◆ Problem:
All the entries need to be quoted exactly, apart from the pictures, which you should drop.

[Data records for software interfaces]
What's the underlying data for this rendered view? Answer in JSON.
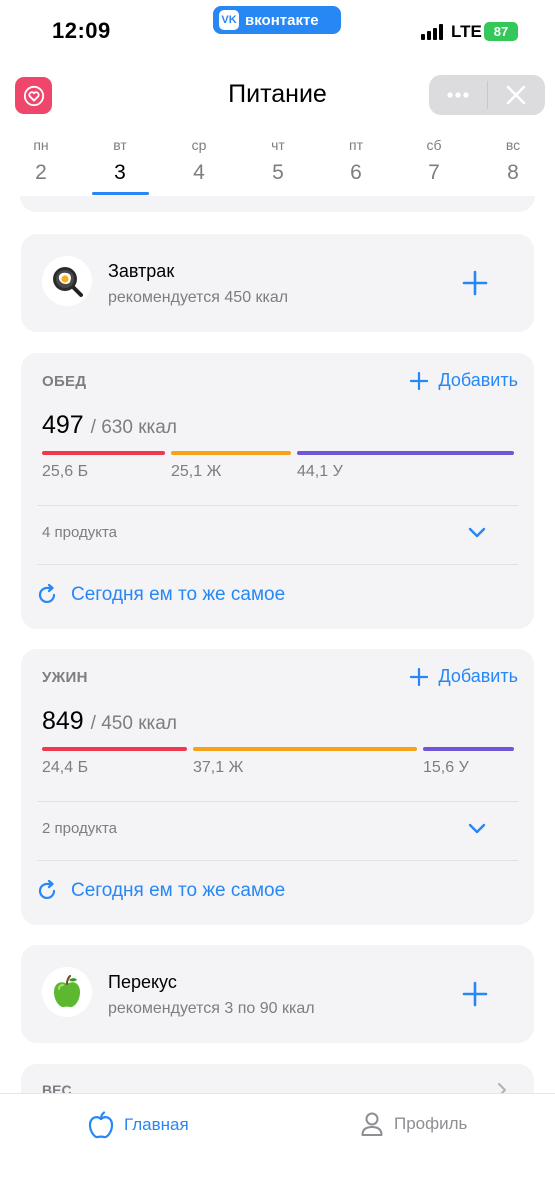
{
  "status_bar": {
    "time": "12:09",
    "app_badge": "вконтакте",
    "app_badge_logo": "VK",
    "network": "LTE",
    "battery": "87"
  },
  "header": {
    "title": "Питание"
  },
  "week": [
    {
      "name": "пн",
      "date": "2",
      "active": false
    },
    {
      "name": "вт",
      "date": "3",
      "active": true
    },
    {
      "name": "ср",
      "date": "4",
      "active": false
    },
    {
      "name": "чт",
      "date": "5",
      "active": false
    },
    {
      "name": "пт",
      "date": "6",
      "active": false
    },
    {
      "name": "сб",
      "date": "7",
      "active": false
    },
    {
      "name": "вс",
      "date": "8",
      "active": false
    }
  ],
  "breakfast": {
    "name": "Завтрак",
    "subtitle": "рекомендуется 450 ккал",
    "icon": "frying-pan-egg-icon"
  },
  "lunch": {
    "title": "ОБЕД",
    "add_label": "Добавить",
    "kcal": "497",
    "target": "/ 630 ккал",
    "protein": "25,6 Б",
    "fat": "25,1 Ж",
    "carbs": "44,1 У",
    "products": "4 продукта",
    "repeat_label": "Сегодня ем то же самое"
  },
  "dinner": {
    "title": "УЖИН",
    "add_label": "Добавить",
    "kcal": "849",
    "target": "/ 450 ккал",
    "protein": "24,4 Б",
    "fat": "37,1 Ж",
    "carbs": "15,6 У",
    "products": "2 продукта",
    "repeat_label": "Сегодня ем то же самое"
  },
  "snack": {
    "name": "Перекус",
    "subtitle": "рекомендуется 3 по 90 ккал",
    "icon": "green-apple-icon"
  },
  "weight_card": {
    "label": "ВЕС"
  },
  "tabs": {
    "home": "Главная",
    "profile": "Профиль"
  },
  "colors": {
    "accent": "#2787f5",
    "protein": "#f0384f",
    "fat": "#f7a21b",
    "carbs": "#6f55d8",
    "card_bg": "#f4f4f6",
    "battery": "#34c759"
  }
}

◆ Answer to this task:
What's the underlying data for this rendered view? Answer in JSON.
{
  "status_bar": {
    "time": "12:09",
    "app_badge": "вконтакте",
    "app_badge_logo": "VK",
    "network": "LTE",
    "battery": "87"
  },
  "header": {
    "title": "Питание"
  },
  "week": [
    {
      "name": "пн",
      "date": "2",
      "active": false
    },
    {
      "name": "вт",
      "date": "3",
      "active": true
    },
    {
      "name": "ср",
      "date": "4",
      "active": false
    },
    {
      "name": "чт",
      "date": "5",
      "active": false
    },
    {
      "name": "пт",
      "date": "6",
      "active": false
    },
    {
      "name": "сб",
      "date": "7",
      "active": false
    },
    {
      "name": "вс",
      "date": "8",
      "active": false
    }
  ],
  "breakfast": {
    "name": "Завтрак",
    "subtitle": "рекомендуется 450 ккал",
    "icon": "frying-pan-egg-icon"
  },
  "lunch": {
    "title": "ОБЕД",
    "add_label": "Добавить",
    "kcal": "497",
    "target": "/ 630 ккал",
    "protein": "25,6 Б",
    "fat": "25,1 Ж",
    "carbs": "44,1 У",
    "products": "4 продукта",
    "repeat_label": "Сегодня ем то же самое"
  },
  "dinner": {
    "title": "УЖИН",
    "add_label": "Добавить",
    "kcal": "849",
    "target": "/ 450 ккал",
    "protein": "24,4 Б",
    "fat": "37,1 Ж",
    "carbs": "15,6 У",
    "products": "2 продукта",
    "repeat_label": "Сегодня ем то же самое"
  },
  "snack": {
    "name": "Перекус",
    "subtitle": "рекомендуется 3 по 90 ккал",
    "icon": "green-apple-icon"
  },
  "weight_card": {
    "label": "ВЕС"
  },
  "tabs": {
    "home": "Главная",
    "profile": "Профиль"
  },
  "colors": {
    "accent": "#2787f5",
    "protein": "#f0384f",
    "fat": "#f7a21b",
    "carbs": "#6f55d8",
    "card_bg": "#f4f4f6",
    "battery": "#34c759"
  }
}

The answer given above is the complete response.